> [WHAT THE EXERCISE ASKS] For the records below, report how many lines include "Orders", with no accompanying text.

> [INFORMATION SUPPLIED]
====
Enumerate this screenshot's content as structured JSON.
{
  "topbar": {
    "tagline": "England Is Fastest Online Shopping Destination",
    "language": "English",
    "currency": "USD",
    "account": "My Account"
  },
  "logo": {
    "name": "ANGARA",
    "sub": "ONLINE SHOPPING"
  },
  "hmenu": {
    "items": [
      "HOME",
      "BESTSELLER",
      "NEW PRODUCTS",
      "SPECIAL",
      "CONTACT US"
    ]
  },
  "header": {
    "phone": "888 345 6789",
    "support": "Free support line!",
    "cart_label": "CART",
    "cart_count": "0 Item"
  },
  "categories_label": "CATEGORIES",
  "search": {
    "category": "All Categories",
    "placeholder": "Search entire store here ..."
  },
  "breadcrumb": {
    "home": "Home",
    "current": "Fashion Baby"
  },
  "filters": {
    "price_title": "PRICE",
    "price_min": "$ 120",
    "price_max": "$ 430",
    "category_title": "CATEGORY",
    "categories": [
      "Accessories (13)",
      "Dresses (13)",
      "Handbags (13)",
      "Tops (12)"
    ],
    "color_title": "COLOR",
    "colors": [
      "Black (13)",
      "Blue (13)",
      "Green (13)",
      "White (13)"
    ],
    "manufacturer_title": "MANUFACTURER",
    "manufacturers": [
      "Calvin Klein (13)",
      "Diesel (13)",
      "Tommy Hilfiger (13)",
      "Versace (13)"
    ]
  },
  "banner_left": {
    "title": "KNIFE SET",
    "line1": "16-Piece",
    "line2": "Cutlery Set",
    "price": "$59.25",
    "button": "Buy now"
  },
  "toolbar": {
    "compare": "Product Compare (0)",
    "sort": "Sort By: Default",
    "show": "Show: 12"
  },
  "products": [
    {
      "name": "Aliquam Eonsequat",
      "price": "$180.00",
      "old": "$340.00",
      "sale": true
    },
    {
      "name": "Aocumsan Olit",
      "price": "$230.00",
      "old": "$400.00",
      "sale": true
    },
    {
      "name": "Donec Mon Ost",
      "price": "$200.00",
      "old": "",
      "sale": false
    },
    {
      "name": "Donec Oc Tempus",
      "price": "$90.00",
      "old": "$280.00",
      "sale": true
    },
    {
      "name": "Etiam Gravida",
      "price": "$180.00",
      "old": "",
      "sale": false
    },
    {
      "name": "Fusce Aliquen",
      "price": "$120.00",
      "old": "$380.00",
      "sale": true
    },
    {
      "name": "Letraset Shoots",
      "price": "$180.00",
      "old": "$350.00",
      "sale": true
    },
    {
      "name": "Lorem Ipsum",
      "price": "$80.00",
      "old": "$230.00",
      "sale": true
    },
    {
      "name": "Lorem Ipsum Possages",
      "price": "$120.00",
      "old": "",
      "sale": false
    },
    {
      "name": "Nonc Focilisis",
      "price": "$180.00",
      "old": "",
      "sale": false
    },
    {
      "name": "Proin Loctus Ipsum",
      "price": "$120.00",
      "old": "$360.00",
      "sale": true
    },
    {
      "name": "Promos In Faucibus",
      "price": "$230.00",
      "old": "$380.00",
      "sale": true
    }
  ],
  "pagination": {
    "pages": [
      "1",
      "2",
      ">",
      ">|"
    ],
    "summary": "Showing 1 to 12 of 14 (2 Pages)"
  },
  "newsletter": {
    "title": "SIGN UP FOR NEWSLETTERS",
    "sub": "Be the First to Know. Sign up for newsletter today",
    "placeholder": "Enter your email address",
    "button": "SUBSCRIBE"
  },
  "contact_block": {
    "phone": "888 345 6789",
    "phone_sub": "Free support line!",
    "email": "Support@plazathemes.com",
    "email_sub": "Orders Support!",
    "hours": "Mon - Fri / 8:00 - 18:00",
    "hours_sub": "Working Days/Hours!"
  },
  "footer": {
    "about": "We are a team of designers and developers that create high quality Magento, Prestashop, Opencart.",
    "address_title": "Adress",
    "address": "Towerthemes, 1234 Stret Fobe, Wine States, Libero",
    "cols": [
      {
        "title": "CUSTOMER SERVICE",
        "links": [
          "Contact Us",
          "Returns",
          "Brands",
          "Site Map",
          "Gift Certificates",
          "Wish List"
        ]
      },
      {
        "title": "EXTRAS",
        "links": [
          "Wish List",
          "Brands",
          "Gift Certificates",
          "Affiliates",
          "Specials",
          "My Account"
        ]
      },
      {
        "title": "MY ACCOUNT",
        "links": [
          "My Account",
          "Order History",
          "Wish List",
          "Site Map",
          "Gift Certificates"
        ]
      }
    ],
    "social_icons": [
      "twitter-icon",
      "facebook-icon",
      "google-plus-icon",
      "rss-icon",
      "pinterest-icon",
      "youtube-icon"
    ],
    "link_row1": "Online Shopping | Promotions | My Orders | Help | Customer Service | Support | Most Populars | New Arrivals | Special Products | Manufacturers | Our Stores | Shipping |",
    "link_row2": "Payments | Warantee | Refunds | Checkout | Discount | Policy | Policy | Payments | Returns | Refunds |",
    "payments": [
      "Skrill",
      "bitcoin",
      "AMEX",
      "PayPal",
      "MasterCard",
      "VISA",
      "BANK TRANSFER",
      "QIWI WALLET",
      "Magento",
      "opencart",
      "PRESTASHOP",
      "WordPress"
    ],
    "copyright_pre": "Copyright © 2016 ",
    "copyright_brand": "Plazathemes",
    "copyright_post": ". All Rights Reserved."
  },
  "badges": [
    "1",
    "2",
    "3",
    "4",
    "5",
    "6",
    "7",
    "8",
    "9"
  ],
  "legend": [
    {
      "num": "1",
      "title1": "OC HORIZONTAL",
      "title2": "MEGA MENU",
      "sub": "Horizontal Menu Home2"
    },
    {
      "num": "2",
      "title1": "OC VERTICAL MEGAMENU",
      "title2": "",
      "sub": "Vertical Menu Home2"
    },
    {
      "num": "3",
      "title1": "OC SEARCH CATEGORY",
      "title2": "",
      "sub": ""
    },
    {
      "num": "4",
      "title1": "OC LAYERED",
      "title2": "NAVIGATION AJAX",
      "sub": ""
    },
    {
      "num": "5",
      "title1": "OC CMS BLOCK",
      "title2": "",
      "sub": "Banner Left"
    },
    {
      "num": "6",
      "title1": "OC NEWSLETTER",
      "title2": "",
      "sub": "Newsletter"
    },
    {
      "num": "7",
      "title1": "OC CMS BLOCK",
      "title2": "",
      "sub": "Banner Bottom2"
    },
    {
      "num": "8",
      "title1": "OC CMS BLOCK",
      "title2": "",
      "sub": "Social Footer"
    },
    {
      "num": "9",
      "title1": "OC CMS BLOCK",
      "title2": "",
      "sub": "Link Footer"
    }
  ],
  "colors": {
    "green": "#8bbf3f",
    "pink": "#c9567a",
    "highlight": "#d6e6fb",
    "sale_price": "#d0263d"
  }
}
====
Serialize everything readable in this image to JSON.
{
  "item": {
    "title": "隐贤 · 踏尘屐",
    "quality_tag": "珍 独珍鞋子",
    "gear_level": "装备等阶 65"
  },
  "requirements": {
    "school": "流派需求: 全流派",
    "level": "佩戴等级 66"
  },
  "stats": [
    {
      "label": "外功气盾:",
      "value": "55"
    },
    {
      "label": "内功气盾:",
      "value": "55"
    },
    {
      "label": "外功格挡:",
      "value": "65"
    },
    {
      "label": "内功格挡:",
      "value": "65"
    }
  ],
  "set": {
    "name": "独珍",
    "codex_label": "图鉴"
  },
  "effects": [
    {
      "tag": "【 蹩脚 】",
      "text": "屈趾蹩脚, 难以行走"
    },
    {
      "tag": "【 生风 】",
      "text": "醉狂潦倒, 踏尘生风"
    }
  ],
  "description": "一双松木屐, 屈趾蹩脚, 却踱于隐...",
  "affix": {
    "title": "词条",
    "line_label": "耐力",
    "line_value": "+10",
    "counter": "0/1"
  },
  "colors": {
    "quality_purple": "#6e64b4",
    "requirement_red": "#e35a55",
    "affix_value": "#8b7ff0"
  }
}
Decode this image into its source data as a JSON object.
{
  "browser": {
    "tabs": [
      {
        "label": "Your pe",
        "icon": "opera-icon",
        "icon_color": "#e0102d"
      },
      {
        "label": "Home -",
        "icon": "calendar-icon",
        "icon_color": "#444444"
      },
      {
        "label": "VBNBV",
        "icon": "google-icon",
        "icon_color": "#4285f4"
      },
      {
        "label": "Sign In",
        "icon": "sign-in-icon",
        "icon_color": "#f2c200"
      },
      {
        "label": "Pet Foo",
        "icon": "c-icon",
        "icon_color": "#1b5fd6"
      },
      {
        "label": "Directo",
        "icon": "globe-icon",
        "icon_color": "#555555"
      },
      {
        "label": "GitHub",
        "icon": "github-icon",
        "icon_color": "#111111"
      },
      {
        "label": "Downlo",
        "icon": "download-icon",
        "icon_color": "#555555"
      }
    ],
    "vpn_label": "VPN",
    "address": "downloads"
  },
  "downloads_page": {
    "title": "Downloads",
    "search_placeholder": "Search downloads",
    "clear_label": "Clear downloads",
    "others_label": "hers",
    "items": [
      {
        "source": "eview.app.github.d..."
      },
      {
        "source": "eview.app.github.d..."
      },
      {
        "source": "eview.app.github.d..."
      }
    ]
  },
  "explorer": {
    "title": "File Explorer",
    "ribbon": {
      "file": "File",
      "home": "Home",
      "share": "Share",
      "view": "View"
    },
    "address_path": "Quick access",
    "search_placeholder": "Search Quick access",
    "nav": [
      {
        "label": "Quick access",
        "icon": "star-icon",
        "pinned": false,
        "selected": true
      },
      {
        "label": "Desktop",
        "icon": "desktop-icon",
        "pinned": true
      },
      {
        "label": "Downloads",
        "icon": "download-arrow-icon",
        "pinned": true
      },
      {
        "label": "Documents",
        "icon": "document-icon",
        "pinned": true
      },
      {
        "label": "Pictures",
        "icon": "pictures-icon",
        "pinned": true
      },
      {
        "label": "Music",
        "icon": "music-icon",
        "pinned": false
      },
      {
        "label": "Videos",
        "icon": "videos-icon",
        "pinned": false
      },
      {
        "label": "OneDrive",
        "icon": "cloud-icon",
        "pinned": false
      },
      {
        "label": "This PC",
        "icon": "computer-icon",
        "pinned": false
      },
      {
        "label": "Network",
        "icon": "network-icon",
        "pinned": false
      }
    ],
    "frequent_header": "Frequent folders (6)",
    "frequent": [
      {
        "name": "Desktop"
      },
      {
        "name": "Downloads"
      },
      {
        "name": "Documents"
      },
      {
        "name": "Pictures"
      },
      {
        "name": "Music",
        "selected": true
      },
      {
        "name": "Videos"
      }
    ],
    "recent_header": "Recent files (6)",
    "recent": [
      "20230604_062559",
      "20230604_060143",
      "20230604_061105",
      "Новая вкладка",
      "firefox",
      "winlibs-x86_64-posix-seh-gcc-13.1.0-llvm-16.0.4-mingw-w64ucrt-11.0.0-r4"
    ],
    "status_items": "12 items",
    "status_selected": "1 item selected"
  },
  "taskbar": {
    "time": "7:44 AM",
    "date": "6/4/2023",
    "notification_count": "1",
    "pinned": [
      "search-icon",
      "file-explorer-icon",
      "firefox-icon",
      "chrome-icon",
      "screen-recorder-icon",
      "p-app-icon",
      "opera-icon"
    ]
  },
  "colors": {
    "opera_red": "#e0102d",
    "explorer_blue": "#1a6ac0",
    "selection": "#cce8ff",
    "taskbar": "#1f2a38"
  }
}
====
> [THE ANSWER] 2